NICE NOD by Ben Ratliff in today’s New York Times about my former neighbor, the musician John Carter. Mr. Carter dug his heels deep into L.A. He taught music, tooling around local schools. He lived right across the street from me and was a steady voice of encouragement when I was feeling a little wary about the piano (I’d played clarinet, then flute so this was instrument number three) and much later when I got into photography found a space for me to create — and I was able to shoot a couple of his album covers. Always calm, centered, Mr. Carter’s music felt worlds apart from the soft-spoken man with the dignified carriage and the quiet smile. I was amazed at the zigzags, squawks and spikes of sound that came out of the bell of his clarinet. I didn’t realize how impressive a cult figure he was until a drummer I knew and worked with kept repeating “That John Carter?.”
My most indelible memory: Stepping out of work late, late one night across town in Silver Lake, leaving the newspaper’s office I worked in, I hear a voice intoning my name — both of them. I turned. It was him, Mr. Carter, after a late-night session of akido — again, right across the street. “Late night? Too late for you to be walking to your car alone. Our secret, unless I see it again.”
He kept his word.
Mr. Carter always felt like a guardian angel floating around this big impersonal city, sending out messages. Glad to see there are much more of them to hear.
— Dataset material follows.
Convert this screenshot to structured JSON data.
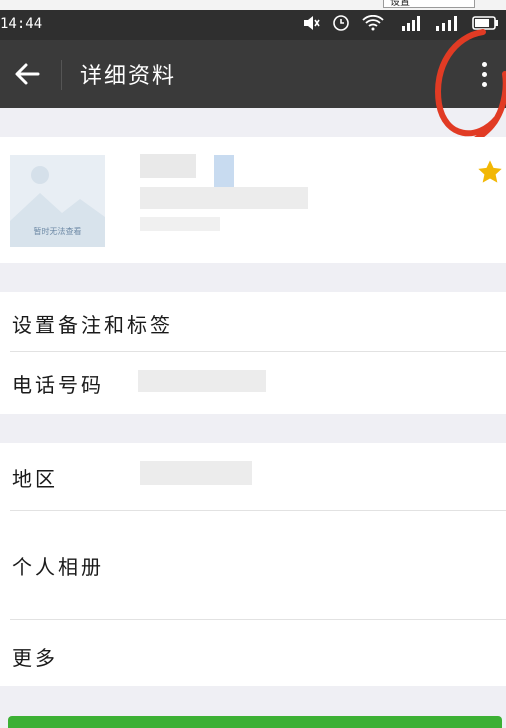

John Carter/Bobby Bradford
New York’s experimental jazz groups of the 1960s were framed as the “new thing,” but their counterparts in Los Angeles weren’t being framed at all; they were mostly ignored. The cream doesn’t always rise to the top, and here are two examples. John Carter and Bobby Bradford both played in the 1950s around Dallas and Fort Worth, where they had encountered the young Ornette Coleman; they were all beboppers looking for something new. By the end of the decade all three wound up in Los Angeles. Mr. Coleman left for New York, joined there after his initial success by Mr. Bradford. But by the mid-1960s Mr. Bradford was back on the West Coast, and the New Art Jazz Ensemble, with Mr. Carter on saxophones and clarinet and Mr. Bradford on trumpet, had become a real band, a good one. It started from the premise of Mr. Coleman’s music: clarion bebop themes giving way to long and grooving collective improvisations with no predetermined chord changes. And it pushed on from there, with a whole different kind of authority and intelligence — sometimes a more formally disciplined one — than there had been in Mr. Coleman’s bands. But it didn’t have enough opportunities to work, and outside of Los Angeles the group only became known to those most stricken with the jazz record-collecting virus, the kind who track down D.I.Y. albums with shaky Letraset graphics, released in tiny editions. An excellent new boxed set — “Mosaic Select: John Carter & Bobby Bradford” — should help right the situation. It contains reissues of two Carter-Bradford ensemble albums from 1969 and ’71, “Seeking” and “Secrets,” as well as some unissued live performances and a clarinet-trumpet duet from 1979. As improvisers the two musicians had an uncommonly special connection; Carter, who died in 1991, was a good saxophonist but a great clarinetist, clear and strong and resourceful, with few peers in his time.